* _Instructions for the task_: Restate all of the entries verbatim.
○ ○ ○ ○ ○ ○ ○
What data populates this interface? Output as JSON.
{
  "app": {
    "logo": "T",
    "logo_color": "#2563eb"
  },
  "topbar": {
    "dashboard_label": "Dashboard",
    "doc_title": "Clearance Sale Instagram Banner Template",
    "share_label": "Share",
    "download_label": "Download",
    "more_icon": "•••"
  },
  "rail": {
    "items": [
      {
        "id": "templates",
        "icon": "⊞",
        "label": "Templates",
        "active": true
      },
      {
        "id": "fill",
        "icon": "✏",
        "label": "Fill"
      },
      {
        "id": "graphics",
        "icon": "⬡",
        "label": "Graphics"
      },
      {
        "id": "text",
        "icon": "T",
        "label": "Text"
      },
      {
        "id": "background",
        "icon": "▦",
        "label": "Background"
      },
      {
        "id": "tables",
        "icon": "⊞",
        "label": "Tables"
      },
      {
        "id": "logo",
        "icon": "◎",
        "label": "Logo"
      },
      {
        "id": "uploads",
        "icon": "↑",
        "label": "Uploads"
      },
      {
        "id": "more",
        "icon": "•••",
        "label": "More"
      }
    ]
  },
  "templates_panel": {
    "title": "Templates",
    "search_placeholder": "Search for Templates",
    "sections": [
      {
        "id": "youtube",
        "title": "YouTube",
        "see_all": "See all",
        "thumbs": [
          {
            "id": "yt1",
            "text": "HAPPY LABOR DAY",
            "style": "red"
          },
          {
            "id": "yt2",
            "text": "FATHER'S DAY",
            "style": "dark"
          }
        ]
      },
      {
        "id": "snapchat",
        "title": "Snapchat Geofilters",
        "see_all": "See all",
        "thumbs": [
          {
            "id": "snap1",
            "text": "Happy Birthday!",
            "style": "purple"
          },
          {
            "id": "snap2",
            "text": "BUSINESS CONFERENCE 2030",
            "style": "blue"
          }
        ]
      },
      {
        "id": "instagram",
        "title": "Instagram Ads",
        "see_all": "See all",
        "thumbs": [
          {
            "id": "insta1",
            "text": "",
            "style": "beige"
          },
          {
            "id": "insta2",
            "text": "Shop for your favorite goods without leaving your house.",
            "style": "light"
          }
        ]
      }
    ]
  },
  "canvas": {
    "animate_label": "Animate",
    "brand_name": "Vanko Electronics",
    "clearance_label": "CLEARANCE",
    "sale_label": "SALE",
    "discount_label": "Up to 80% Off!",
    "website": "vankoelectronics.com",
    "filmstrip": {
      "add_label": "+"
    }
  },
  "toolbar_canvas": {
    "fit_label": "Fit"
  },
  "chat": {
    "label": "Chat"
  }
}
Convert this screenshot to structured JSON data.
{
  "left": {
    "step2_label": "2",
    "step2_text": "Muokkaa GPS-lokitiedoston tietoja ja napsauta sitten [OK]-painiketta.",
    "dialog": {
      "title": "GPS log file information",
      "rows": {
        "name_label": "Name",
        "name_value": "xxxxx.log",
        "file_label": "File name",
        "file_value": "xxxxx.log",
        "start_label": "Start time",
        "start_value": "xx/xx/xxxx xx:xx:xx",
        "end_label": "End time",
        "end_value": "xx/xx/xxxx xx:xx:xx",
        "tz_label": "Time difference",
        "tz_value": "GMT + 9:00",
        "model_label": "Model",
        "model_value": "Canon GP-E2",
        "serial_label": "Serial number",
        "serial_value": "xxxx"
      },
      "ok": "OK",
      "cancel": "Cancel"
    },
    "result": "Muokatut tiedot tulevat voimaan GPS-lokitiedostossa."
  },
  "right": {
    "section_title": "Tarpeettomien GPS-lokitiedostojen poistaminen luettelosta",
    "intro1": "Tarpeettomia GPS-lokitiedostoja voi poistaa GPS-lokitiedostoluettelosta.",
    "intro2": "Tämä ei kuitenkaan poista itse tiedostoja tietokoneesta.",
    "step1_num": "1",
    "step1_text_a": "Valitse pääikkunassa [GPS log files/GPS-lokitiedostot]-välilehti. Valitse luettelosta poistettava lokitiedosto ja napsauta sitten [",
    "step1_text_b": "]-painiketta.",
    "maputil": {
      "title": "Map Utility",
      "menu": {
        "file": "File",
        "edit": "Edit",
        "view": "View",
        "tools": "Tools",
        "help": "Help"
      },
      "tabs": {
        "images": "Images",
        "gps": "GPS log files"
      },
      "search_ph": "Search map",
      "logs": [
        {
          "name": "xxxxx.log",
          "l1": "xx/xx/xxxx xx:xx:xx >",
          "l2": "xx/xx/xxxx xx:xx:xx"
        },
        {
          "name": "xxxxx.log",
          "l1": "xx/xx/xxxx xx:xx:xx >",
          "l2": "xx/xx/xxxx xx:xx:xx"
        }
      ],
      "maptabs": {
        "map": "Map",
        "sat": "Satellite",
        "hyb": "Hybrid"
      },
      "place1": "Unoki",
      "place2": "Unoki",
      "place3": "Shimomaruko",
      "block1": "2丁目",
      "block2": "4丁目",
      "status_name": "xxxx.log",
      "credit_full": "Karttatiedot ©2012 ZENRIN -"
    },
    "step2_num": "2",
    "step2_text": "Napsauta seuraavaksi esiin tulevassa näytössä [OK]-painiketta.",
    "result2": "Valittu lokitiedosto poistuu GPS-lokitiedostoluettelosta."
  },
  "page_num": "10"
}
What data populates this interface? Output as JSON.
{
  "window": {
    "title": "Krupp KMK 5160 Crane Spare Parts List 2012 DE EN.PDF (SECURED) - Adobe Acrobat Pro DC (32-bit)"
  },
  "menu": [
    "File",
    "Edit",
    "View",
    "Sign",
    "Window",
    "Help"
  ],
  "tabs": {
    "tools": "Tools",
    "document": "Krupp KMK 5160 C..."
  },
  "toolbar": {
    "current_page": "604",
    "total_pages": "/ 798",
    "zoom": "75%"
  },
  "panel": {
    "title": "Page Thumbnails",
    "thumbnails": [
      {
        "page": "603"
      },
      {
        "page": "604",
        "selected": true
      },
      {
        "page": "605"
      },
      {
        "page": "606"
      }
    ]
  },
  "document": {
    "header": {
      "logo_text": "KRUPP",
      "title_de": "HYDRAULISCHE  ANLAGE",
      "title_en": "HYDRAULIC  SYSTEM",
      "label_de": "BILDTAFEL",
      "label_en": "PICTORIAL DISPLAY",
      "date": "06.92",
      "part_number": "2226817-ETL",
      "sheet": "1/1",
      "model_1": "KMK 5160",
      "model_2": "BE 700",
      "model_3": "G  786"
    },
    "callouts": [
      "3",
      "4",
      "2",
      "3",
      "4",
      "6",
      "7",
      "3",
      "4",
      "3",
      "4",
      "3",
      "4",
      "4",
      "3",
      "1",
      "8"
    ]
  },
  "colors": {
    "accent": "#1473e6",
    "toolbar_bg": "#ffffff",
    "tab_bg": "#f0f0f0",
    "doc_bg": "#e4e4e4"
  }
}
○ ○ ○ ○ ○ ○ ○
* _Your solution_:
What data populates this interface? Output as JSON.
{
  "app": {
    "logo": "T",
    "logo_color": "#2563eb"
  },
  "topbar": {
    "dashboard_label": "Dashboard",
    "doc_title": "Clearance Sale Instagram Banner Template",
    "share_label": "Share",
    "download_label": "Download",
    "more_icon": "•••"
  },
  "rail": {
    "items": [
      {
        "id": "templates",
        "icon": "⊞",
        "label": "Templates",
        "active": true
      },
      {
        "id": "fill",
        "icon": "✏",
        "label": "Fill"
      },
      {
        "id": "graphics",
        "icon": "⬡",
        "label": "Graphics"
      },
      {
        "id": "text",
        "icon": "T",
        "label": "Text"
      },
      {
        "id": "background",
        "icon": "▦",
        "label": "Background"
      },
      {
        "id": "tables",
        "icon": "⊞",
        "label": "Tables"
      },
      {
        "id": "logo",
        "icon": "◎",
        "label": "Logo"
      },
      {
        "id": "uploads",
        "icon": "↑",
        "label": "Uploads"
      },
      {
        "id": "more",
        "icon": "•••",
        "label": "More"
      }
    ]
  },
  "templates_panel": {
    "title": "Templates",
    "search_placeholder": "Search for Templates",
    "sections": [
      {
        "id": "youtube",
        "title": "YouTube",
        "see_all": "See all",
        "thumbs": [
          {
            "id": "yt1",
            "text": "HAPPY LABOR DAY",
            "style": "red"
          },
          {
            "id": "yt2",
            "text": "FATHER'S DAY",
            "style": "dark"
          }
        ]
      },
      {
        "id": "snapchat",
        "title": "Snapchat Geofilters",
        "see_all": "See all",
        "thumbs": [
          {
            "id": "snap1",
            "text": "Happy Birthday!",
            "style": "purple"
          },
          {
            "id": "snap2",
            "text": "BUSINESS CONFERENCE 2030",
            "style": "blue"
          }
        ]
      },
      {
        "id": "instagram",
        "title": "Instagram Ads",
        "see_all": "See all",
        "thumbs": [
          {
            "id": "insta1",
            "text": "",
            "style": "beige"
          },
          {
            "id": "insta2",
            "text": "Shop for your favorite goods without leaving your house.",
            "style": "light"
          }
        ]
      }
    ]
  },
  "canvas": {
    "animate_label": "Animate",
    "brand_name": "Vanko Electronics",
    "clearance_label": "CLEARANCE",
    "sale_label": "SALE",
    "discount_label": "Up to 80% Off!",
    "website": "vankoelectronics.com",
    "filmstrip": {
      "add_label": "+"
    }
  },
  "toolbar_canvas": {
    "fit_label": "Fit"
  },
  "chat": {
    "label": "Chat"
  }
}
Convert this screenshot to structured JSON data.
{
  "left": {
    "step2_label": "2",
    "step2_text": "Muokkaa GPS-lokitiedoston tietoja ja napsauta sitten [OK]-painiketta.",
    "dialog": {
      "title": "GPS log file information",
      "rows": {
        "name_label": "Name",
        "name_value": "xxxxx.log",
        "file_label": "File name",
        "file_value": "xxxxx.log",
        "start_label": "Start time",
        "start_value": "xx/xx/xxxx xx:xx:xx",
        "end_label": "End time",
        "end_value": "xx/xx/xxxx xx:xx:xx",
        "tz_label": "Time difference",
        "tz_value": "GMT + 9:00",
        "model_label": "Model",
        "model_value": "Canon GP-E2",
        "serial_label": "Serial number",
        "serial_value": "xxxx"
      },
      "ok": "OK",
      "cancel": "Cancel"
    },
    "result": "Muokatut tiedot tulevat voimaan GPS-lokitiedostossa."
  },
  "right": {
    "section_title": "Tarpeettomien GPS-lokitiedostojen poistaminen luettelosta",
    "intro1": "Tarpeettomia GPS-lokitiedostoja voi poistaa GPS-lokitiedostoluettelosta.",
    "intro2": "Tämä ei kuitenkaan poista itse tiedostoja tietokoneesta.",
    "step1_num": "1",
    "step1_text_a": "Valitse pääikkunassa [GPS log files/GPS-lokitiedostot]-välilehti. Valitse luettelosta poistettava lokitiedosto ja napsauta sitten [",
    "step1_text_b": "]-painiketta.",
    "maputil": {
      "title": "Map Utility",
      "menu": {
        "file": "File",
        "edit": "Edit",
        "view": "View",
        "tools": "Tools",
        "help": "Help"
      },
      "tabs": {
        "images": "Images",
        "gps": "GPS log files"
      },
      "search_ph": "Search map",
      "logs": [
        {
          "name": "xxxxx.log",
          "l1": "xx/xx/xxxx xx:xx:xx >",
          "l2": "xx/xx/xxxx xx:xx:xx"
        },
        {
          "name": "xxxxx.log",
          "l1": "xx/xx/xxxx xx:xx:xx >",
          "l2": "xx/xx/xxxx xx:xx:xx"
        }
      ],
      "maptabs": {
        "map": "Map",
        "sat": "Satellite",
        "hyb": "Hybrid"
      },
      "place1": "Unoki",
      "place2": "Unoki",
      "place3": "Shimomaruko",
      "block1": "2丁目",
      "block2": "4丁目",
      "status_name": "xxxx.log",
      "credit_full": "Karttatiedot ©2012 ZENRIN -"
    },
    "step2_num": "2",
    "step2_text": "Napsauta seuraavaksi esiin tulevassa näytössä [OK]-painiketta.",
    "result2": "Valittu lokitiedosto poistuu GPS-lokitiedostoluettelosta."
  },
  "page_num": "10"
}
What data populates this interface? Output as JSON.
{
  "window": {
    "title": "Krupp KMK 5160 Crane Spare Parts List 2012 DE EN.PDF (SECURED) - Adobe Acrobat Pro DC (32-bit)"
  },
  "menu": [
    "File",
    "Edit",
    "View",
    "Sign",
    "Window",
    "Help"
  ],
  "tabs": {
    "tools": "Tools",
    "document": "Krupp KMK 5160 C..."
  },
  "toolbar": {
    "current_page": "604",
    "total_pages": "/ 798",
    "zoom": "75%"
  },
  "panel": {
    "title": "Page Thumbnails",
    "thumbnails": [
      {
        "page": "603"
      },
      {
        "page": "604",
        "selected": true
      },
      {
        "page": "605"
      },
      {
        "page": "606"
      }
    ]
  },
  "document": {
    "header": {
      "logo_text": "KRUPP",
      "title_de": "HYDRAULISCHE  ANLAGE",
      "title_en": "HYDRAULIC  SYSTEM",
      "label_de": "BILDTAFEL",
      "label_en": "PICTORIAL DISPLAY",
      "date": "06.92",
      "part_number": "2226817-ETL",
      "sheet": "1/1",
      "model_1": "KMK 5160",
      "model_2": "BE 700",
      "model_3": "G  786"
    },
    "callouts": [
      "3",
      "4",
      "2",
      "3",
      "4",
      "6",
      "7",
      "3",
      "4",
      "3",
      "4",
      "3",
      "4",
      "4",
      "3",
      "1",
      "8"
    ]
  },
  "colors": {
    "accent": "#1473e6",
    "toolbar_bg": "#ffffff",
    "tab_bg": "#f0f0f0",
    "doc_bg": "#e4e4e4"
  }
}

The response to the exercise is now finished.